Brief: Looking through the listing that follows, count the lines that contain "html" and give only that number.

Supplied entries:
>>>>

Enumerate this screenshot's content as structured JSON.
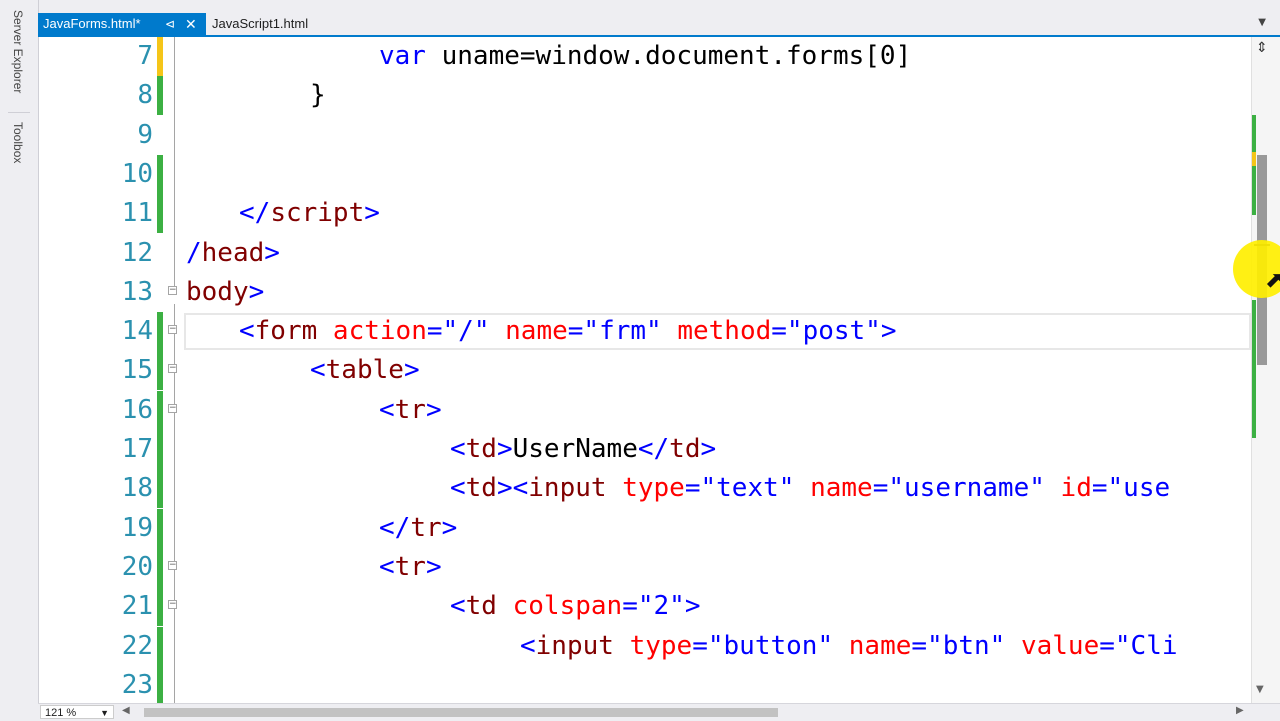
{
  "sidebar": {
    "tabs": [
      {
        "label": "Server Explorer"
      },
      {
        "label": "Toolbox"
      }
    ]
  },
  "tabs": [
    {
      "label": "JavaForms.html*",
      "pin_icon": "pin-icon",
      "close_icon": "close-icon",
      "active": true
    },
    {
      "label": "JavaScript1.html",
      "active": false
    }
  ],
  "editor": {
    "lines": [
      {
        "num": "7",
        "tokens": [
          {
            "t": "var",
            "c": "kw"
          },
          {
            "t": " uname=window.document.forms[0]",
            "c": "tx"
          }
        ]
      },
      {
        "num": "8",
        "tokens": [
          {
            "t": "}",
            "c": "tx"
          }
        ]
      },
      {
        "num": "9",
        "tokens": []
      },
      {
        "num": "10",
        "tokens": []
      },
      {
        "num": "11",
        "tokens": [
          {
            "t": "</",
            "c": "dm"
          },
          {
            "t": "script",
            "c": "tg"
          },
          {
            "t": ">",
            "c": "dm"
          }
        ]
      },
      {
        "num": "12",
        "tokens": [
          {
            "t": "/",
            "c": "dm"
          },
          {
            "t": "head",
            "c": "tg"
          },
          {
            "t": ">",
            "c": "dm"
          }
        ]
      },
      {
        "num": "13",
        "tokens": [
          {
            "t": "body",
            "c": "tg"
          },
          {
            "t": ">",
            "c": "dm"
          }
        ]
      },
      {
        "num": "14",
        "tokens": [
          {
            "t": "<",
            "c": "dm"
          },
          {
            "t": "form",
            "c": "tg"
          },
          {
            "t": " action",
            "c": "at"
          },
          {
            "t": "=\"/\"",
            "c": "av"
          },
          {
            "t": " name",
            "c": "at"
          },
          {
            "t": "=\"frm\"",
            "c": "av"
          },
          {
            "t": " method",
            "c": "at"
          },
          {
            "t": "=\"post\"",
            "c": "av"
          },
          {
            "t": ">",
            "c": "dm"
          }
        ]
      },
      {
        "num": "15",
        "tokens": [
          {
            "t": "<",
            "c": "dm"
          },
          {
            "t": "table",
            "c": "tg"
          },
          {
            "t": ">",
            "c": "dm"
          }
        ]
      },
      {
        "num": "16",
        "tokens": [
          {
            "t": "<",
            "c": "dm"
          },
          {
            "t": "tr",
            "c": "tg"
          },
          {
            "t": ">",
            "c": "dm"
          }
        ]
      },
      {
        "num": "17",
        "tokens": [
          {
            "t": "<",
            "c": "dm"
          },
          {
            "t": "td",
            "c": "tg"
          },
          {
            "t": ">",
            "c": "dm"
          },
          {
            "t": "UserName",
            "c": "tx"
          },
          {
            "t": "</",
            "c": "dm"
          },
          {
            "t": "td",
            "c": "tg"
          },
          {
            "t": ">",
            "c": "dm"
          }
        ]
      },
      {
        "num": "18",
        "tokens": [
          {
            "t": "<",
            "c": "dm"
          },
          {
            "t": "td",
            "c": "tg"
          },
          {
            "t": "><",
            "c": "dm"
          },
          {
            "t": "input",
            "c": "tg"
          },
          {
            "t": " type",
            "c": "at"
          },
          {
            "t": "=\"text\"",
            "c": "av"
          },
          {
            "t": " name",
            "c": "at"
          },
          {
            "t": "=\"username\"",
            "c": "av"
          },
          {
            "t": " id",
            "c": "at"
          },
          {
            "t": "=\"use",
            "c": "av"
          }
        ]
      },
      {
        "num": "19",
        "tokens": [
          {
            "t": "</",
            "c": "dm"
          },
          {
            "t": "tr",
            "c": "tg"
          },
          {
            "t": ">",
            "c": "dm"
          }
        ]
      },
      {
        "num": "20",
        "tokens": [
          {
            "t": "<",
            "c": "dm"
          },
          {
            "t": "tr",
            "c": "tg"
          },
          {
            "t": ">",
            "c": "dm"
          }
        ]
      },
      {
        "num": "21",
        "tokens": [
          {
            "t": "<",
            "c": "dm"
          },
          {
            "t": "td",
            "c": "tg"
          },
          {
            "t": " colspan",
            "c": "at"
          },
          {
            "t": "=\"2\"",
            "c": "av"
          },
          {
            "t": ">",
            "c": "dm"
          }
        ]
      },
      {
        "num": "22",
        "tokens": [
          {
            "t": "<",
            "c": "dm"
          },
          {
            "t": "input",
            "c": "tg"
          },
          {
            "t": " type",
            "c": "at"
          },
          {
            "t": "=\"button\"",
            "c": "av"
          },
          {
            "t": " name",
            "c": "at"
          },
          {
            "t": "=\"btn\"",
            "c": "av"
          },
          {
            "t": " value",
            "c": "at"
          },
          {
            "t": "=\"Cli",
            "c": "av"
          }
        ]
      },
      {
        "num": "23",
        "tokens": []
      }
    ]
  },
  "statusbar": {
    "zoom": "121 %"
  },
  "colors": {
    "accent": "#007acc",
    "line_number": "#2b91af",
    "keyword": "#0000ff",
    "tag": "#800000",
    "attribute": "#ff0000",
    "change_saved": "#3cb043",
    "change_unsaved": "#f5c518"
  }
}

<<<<

Response area: 2